● WHAT NEEDS TO BE DONE:
Pick out the lines below with "replacement" and list them.

● RECORD SET:
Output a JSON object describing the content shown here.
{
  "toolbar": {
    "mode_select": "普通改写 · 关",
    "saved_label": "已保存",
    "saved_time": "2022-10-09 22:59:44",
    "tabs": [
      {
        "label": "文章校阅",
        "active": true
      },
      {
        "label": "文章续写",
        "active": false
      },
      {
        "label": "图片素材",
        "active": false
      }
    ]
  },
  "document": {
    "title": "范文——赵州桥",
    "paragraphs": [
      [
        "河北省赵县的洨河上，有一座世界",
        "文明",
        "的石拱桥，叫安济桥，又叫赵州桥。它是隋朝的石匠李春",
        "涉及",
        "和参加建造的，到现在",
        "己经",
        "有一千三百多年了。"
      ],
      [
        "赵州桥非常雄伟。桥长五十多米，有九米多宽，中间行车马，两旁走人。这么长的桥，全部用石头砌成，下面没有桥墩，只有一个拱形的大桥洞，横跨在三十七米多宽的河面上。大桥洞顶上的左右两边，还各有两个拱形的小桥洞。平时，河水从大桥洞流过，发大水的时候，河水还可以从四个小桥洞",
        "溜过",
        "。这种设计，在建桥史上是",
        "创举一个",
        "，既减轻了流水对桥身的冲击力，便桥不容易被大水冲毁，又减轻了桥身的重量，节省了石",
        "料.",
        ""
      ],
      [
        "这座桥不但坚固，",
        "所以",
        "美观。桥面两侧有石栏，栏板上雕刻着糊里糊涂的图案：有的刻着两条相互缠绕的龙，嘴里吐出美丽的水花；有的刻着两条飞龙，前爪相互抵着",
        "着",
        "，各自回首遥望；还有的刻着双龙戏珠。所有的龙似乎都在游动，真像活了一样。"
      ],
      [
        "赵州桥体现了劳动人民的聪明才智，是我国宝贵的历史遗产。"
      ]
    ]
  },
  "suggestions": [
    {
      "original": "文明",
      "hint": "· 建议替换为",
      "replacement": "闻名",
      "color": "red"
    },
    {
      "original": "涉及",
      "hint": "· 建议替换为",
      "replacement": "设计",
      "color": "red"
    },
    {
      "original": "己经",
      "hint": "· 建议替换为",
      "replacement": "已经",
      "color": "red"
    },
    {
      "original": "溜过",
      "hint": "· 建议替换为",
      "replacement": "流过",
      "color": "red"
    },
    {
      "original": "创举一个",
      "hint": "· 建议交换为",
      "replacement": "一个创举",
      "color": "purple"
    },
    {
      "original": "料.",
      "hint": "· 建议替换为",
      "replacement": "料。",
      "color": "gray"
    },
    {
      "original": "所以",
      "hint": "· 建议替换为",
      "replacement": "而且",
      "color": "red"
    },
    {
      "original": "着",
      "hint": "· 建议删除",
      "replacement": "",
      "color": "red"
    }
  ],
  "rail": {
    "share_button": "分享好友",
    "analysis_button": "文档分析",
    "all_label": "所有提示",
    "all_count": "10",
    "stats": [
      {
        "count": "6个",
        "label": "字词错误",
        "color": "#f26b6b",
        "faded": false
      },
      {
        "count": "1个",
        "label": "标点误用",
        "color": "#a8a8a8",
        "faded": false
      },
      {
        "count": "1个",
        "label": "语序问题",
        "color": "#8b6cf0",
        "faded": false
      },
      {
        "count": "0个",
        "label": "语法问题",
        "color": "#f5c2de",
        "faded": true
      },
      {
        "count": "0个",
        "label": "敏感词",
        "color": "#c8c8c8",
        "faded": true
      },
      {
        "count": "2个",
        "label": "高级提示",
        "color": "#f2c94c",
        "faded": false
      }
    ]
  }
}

● SOLUTION FOR THIS TASK:
      "replacement": "闻名",
      "replacement": "设计",
      "replacement": "已经",
      "replacement": "流过",
      "replacement": "一个创举",
      "replacement": "料。",
      "replacement": "而且",
      "replacement": "",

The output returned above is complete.